|US6172561 *||Sep 16, 1999||Jan 9, 2001||Philips Electronics N.A. Corp.||High volume expander circuit|
|US6297695 *||Oct 5, 2000||Oct 2, 2001||U.S. Philips Corporation||High volume expander circuit|
|US6559713||Feb 28, 2001||May 6, 2003||Koninklijke Philips Electronics N.V.||Self-tracking filter|
|US9306531||Mar 6, 2014||Apr 5, 2016||Linear Technology Corporation||Exponential ROM table tuning using trim for frequency agile analog filters|
|EP0021020A1 *||May 16, 1980||Jan 7, 1981||Siemens Aktiengesellschaft||Selective filter circuit with high quality factor|
|EP0040363A2 *||May 7, 1981||Nov 25, 1981||Memorial Hospital for Cancer and Allied Diseases||Apparatus for the real time adaptive filtering of catheter pressure measurements|

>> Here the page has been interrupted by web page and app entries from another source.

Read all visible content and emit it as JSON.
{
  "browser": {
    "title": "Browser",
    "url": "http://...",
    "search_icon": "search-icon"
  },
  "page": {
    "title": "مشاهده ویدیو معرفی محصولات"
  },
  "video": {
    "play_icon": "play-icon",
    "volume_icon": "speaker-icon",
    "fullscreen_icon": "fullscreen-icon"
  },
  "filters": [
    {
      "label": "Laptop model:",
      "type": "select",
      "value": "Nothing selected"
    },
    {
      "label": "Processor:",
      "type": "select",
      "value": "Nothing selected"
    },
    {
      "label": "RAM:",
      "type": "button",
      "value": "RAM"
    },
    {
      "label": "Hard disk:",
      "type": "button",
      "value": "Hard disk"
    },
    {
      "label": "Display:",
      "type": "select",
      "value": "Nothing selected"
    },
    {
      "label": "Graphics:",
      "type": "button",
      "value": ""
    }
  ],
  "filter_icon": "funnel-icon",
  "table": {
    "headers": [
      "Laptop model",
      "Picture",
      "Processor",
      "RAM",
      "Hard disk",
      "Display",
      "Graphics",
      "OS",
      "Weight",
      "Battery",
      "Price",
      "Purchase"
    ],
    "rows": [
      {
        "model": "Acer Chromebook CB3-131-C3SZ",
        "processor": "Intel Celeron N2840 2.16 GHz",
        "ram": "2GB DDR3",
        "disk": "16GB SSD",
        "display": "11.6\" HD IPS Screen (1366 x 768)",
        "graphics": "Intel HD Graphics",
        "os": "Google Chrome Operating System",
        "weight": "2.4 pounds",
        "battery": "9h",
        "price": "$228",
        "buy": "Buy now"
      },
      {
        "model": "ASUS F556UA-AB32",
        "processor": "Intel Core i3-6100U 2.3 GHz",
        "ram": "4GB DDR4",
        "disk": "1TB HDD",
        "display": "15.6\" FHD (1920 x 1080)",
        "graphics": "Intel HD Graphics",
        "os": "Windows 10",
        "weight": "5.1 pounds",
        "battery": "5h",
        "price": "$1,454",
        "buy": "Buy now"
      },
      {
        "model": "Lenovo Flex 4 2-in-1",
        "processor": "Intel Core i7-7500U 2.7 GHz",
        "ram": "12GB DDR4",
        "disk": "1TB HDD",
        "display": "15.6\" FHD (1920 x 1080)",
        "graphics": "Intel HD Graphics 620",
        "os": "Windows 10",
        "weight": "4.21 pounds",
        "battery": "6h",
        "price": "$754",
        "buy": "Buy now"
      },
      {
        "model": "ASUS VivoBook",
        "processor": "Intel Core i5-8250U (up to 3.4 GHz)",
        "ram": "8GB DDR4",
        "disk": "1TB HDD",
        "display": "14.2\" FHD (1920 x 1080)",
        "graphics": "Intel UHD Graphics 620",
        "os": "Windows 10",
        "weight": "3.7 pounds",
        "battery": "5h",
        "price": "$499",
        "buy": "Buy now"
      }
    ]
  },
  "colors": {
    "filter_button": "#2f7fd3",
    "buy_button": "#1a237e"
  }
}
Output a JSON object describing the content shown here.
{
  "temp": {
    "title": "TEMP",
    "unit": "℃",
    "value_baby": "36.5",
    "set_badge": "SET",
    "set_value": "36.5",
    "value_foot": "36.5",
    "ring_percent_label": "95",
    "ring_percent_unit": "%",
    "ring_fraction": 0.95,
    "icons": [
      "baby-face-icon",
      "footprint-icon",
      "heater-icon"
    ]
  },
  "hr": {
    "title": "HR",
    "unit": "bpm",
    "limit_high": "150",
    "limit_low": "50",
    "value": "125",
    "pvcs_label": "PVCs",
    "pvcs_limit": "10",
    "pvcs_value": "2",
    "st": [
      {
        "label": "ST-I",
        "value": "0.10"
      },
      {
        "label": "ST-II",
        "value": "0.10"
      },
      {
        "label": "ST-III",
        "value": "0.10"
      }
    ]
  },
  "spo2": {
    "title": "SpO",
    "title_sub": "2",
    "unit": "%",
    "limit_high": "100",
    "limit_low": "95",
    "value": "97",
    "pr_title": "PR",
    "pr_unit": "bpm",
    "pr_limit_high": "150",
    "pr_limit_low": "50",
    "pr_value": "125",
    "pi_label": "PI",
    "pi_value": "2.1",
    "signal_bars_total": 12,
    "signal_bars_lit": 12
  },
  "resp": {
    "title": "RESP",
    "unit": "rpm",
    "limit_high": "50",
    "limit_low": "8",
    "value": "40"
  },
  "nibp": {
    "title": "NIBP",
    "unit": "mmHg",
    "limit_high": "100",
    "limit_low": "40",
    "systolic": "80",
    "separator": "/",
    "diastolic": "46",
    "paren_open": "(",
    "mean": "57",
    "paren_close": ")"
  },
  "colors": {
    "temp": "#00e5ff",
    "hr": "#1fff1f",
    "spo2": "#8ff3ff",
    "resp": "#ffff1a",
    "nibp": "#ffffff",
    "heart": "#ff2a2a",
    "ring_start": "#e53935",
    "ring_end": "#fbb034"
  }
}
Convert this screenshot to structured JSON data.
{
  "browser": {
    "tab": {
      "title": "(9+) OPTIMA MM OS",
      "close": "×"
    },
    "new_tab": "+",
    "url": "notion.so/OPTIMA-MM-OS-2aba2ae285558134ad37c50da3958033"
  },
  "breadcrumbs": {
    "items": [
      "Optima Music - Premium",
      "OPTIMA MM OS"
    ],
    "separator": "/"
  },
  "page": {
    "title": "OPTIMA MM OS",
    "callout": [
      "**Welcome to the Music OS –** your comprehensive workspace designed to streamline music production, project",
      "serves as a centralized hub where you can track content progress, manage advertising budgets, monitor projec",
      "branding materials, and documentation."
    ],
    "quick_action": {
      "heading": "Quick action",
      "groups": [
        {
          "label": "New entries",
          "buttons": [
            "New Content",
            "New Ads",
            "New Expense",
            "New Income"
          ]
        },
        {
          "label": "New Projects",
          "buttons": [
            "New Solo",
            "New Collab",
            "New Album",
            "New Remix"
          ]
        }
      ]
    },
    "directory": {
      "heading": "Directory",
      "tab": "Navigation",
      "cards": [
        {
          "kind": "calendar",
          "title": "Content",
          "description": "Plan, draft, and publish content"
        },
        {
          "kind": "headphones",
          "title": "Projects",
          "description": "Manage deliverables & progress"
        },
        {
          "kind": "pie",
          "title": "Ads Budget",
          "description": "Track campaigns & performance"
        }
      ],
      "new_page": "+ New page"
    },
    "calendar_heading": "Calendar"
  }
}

|EP0040363A3 *||May 7, 1981||Feb 10, 1982||Sloan-Kettering Institute For Cancer Research||Process and apparatus for the real time adaptive filtering of catheter pressure measurements|
|EP0215137A1 *||Sep 3, 1985||Mar 25, 1987||Dymax Corporation||Tissue signature tracking tranceiver|
|EP0272702A2 *||Dec 23, 1987||Jun 29, 1988||CSELT Centro Studi e Laboratori Telecomunicazioni S.p.A.||System for automatically controlling the gain-bandwidth product of operational amplifiers|
|EP0272702A3 *||Dec 23, 1987||Nov 22, 1990||CSELT Centro Studi e Laboratori Telecomunicazioni S.p.A.||System for automatically controlling the gain-bandwidth product of operational amplifiers|
|EP0287063A2 *||Apr 13, 1988||Oct 19, 1988||SGS-THOMSON MICROELECTRONICS S.r.l.||Circuit for automatically controlling the gain-bandwidth product of operational amplifiers|
|EP0287063A3 *||Apr 13, 1988||Nov 28, 1990||Cselt Centro Studi E Laboratori Telecomunicazioni S.P.A.||Circuit for automatically controlling the gain-bandwidth product of operational amplifiers|
|WO2001065690A1 *||Feb 22, 2001||Sep 7, 2001||Koninklijke Philips Electronics N.V.||Self-tracking filter|
|U.S. Classification||327/557, 327/553, 330/109, 330/86|
|International Classification||H03J7/02, H03H11/04, H03J7/08, H03H11/12|
|Cooperative Classification||H03J7/08, H03H11/1291|
|European Classification||H03H11/12F, H03J7/08|